But plans for a second visit were and remain squashed by ongoing travel restrictions. So, imagine my delight to learn an exhibition devoted to Tove and the Moomins was landing on our doorstep at Walthamstow Wetlands.
The Woman Who Fell In Love With An Island is, first and foremost, about Tove Jansson herself. As Moomin-mania grew during her lifetime, she began searching for seclusion – and was said to be happiest spending time on her remote private island, Klovharun.
Inside the Wetlands’ stunning Engine House building, we get a sense of Tove’s life there. Displays of personal photographs – including of the wooden hut she built – are real highlights, as is a film subtitled in English, displayed on a projector that is shaped like a sail.
This part is for grown-ups. Little ones will prefer the Moomin trail: a walk through the scenic beauty of Walthamstow Wetlands, peppered with surprise characters to spot hidden amongst the nature. A beautifully-designed map will guide them along.
There’s a clear connection between pristinely-kept Finnish countryside and the protected Wetlands, in that both are an oasis. The Moomin additions are tastefully done – the curators of the exhibit, Mhairi Muncaster and Alison Williams of Acaill & Skye, tell us it is to respect the reserve’s wildlife.
Another bonus? An audio guide to the trail: a rare reading of Tove’s essay The Island by her niece Sophia Jansson, and a composition by Erland Cooper. There’s a small fee for the guide, which benefits the Wetlands.

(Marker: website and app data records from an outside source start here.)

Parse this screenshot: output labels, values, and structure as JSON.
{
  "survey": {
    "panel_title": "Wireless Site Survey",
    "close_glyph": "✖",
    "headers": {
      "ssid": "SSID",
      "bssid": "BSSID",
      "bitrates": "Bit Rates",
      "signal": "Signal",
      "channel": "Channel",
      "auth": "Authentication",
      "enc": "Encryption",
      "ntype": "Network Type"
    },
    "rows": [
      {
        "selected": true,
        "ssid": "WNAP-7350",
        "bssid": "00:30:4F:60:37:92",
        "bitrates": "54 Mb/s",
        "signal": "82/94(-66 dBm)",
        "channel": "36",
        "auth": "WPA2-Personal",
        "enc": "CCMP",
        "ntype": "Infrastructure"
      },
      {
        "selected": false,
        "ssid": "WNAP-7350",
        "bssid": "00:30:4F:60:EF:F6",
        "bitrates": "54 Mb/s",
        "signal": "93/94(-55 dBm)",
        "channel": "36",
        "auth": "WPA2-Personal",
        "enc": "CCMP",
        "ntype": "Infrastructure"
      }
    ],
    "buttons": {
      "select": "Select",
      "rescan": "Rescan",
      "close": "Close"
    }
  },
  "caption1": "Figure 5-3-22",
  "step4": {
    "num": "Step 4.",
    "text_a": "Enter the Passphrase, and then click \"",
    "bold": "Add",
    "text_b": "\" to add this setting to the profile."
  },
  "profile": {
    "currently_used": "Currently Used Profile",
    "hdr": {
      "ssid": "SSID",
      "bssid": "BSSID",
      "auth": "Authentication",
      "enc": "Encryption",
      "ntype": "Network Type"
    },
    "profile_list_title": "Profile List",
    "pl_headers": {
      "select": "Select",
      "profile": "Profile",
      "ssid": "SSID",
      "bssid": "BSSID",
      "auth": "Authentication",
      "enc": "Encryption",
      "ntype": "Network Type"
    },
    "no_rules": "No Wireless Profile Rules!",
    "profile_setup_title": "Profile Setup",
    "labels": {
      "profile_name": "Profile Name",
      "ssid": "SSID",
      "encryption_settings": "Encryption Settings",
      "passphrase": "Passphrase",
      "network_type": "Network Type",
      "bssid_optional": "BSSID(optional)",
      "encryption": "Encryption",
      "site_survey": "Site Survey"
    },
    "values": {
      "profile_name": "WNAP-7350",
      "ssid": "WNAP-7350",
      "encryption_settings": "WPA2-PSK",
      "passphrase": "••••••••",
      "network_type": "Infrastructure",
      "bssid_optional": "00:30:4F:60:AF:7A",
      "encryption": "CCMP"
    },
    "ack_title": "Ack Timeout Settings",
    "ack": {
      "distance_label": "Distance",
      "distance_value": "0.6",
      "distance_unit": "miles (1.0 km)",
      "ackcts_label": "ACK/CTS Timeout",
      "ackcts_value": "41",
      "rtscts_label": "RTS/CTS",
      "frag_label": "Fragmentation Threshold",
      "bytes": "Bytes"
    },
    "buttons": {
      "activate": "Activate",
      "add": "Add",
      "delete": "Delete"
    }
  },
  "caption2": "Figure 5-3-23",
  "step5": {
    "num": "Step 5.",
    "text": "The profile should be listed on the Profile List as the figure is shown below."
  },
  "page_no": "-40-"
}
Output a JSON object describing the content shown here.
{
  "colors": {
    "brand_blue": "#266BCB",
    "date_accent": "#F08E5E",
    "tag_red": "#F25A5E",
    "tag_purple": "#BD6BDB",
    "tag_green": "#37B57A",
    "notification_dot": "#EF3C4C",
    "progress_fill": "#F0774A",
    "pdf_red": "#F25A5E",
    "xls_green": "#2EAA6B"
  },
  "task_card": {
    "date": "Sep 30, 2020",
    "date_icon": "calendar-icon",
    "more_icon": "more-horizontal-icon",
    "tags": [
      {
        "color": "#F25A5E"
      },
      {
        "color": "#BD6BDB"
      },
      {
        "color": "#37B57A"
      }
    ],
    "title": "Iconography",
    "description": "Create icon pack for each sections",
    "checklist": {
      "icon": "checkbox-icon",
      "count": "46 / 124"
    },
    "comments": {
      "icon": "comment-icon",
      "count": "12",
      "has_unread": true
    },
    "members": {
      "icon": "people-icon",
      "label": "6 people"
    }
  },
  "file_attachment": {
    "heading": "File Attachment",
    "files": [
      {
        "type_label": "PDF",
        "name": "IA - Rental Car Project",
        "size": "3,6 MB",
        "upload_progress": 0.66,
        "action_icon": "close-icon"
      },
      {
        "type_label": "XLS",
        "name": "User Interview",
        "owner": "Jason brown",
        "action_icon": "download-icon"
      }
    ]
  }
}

Mhairi and Alison are also preparing a Moomin-related exhibit at the William Morris Gallery – delayed until 2022 due to the pandemic – which will show artworks by Tove’s partner, Tuulikki Pietilä, in the UK for the first time.
The Woman Who Fell In Love With An Island is booked up for now, due to its limited timed slots. But as coronavirus restrictions ease further, more slots should become available before the exhibit ends in September.
For fellow Moomin fans, it will be worth the wait.
To find out more and for ticket alerts, visit The Woman Who Fell In Love With An Island